By the time Emerson and his cohorts returned in 1977 with the rather cool reworking of ‘Fanfare For The Common Man’ and a fully orchestral tour that put the group fatally into the red, my attention was on rock’s next generation. I could engage with the energy of punk but the music itself was boring. But a wealth of adventuresome music grew in its place.
With ELP, Emerson had painted himself into a corner from which he could never emerge. There was some fairly good soundtrack work, but where there should have been solo albums and fertile collaborations where he explored his influences, there was a void.
There’s some television footage online of Emerson performing with jazz player Oscar Peterson that gives an indication of where he might have headed. Similarly, Emerson plays a cracking organ solo on a version of the Eddie Harris song ‘Freedom Jazz Dance’ on a supersession album that’s as funky as. But really, Emerson was an oddball who wanted to be a serious composer on the one hand but an entertainer on the other. Out of the spotlight, he was invisible.
Of course, my adolescent fantasy that Emerson’s ability on multiple keyboards was superheroic turned out to be a fallacy. Listen to the fluidity and speed of a player like Chick Corea on Return To Forever’s Romantic Warrior and Emerson’s limitations become apparent. On reflection, what’s great about Emerson’s playing is the sheer gall with which he attempted his flights of fancy on those Nice and ELP tracks. It’s the ambition behind every composition and performative pinnacle that stands out. These days, my seasoned ears can hear all the missed notes and little glitches that punctuated his performances, and they humanise it. And on tracks where his piano playing once sounded like deep jazz explorations, I can hear his intentional interference by way of honky tonk and boogie flavours.
Inevitably, there were reunions but I was busy listening to the latest thing. Emerson moved to LA, where ironically, he became buddies with Johnny “Rotten” Lydon of The Sex Pistols. In the ‘90s he developed serious repetitive strain injuries that were said to have been caused by performing on keyboards while standing up. There were operations to repair the damage, but complications ensued. At the time of his death he was readying himself for a Japanese performance that he knew he wouldn’t be able to perform to his high standards.
After the sudden death, Greg Lake said that Emerson had been increasingly confused, desperate and depressed in his last years, and had endured depression since at least 1977. No wonder, then, that Emerson’s own memoir, Pictures Of An Exhibitionist (2003), was such a romp. While it was a fun read with loads of great stories of the ‘60s and ‘70s, it was way too cheery, way too upbeat.

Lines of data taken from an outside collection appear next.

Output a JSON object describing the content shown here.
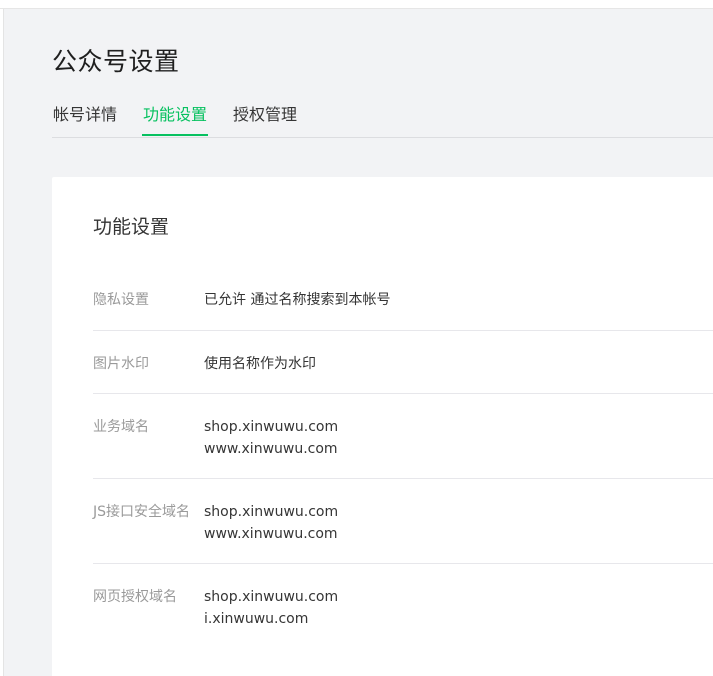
{
  "page": {
    "title": "公众号设置"
  },
  "tabs": [
    {
      "label": "帐号详情",
      "active": false
    },
    {
      "label": "功能设置",
      "active": true
    },
    {
      "label": "授权管理",
      "active": false
    }
  ],
  "colors": {
    "accent": "#07c160",
    "background": "#f2f3f5",
    "label": "#9a9a9a",
    "text": "#353535"
  },
  "section": {
    "title": "功能设置",
    "rows": [
      {
        "label": "隐私设置",
        "values": [
          "已允许 通过名称搜索到本帐号"
        ]
      },
      {
        "label": "图片水印",
        "values": [
          "使用名称作为水印"
        ]
      },
      {
        "label": "业务域名",
        "values": [
          "shop.xinwuwu.com",
          "www.xinwuwu.com"
        ]
      },
      {
        "label": "JS接口安全域名",
        "values": [
          "shop.xinwuwu.com",
          "www.xinwuwu.com"
        ]
      },
      {
        "label": "网页授权域名",
        "values": [
          "shop.xinwuwu.com",
          "i.xinwuwu.com"
        ]
      }
    ]
  }
}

There’s a sad clip on YouTube where he’s playing the piano at some function, and everyone is ignoring him. He looks crestfallen. Out of the limelight, unable to perform: welcome to Emerson’s nightmare.
Was Keith Emerson misunderstood in his time? Yes. Had his time passed? Probably. I’m still a fan, and when I listen to those old records, I don’t really connect to the adolescent that adored them so much between ’71 and ’73. But I do appreciate Emerson’s work in a different way, and wish he was still around to lap up the attention that would have surely come his way, eventually.
* Keith Emerson, 2 November 1944 to 11 March 2016.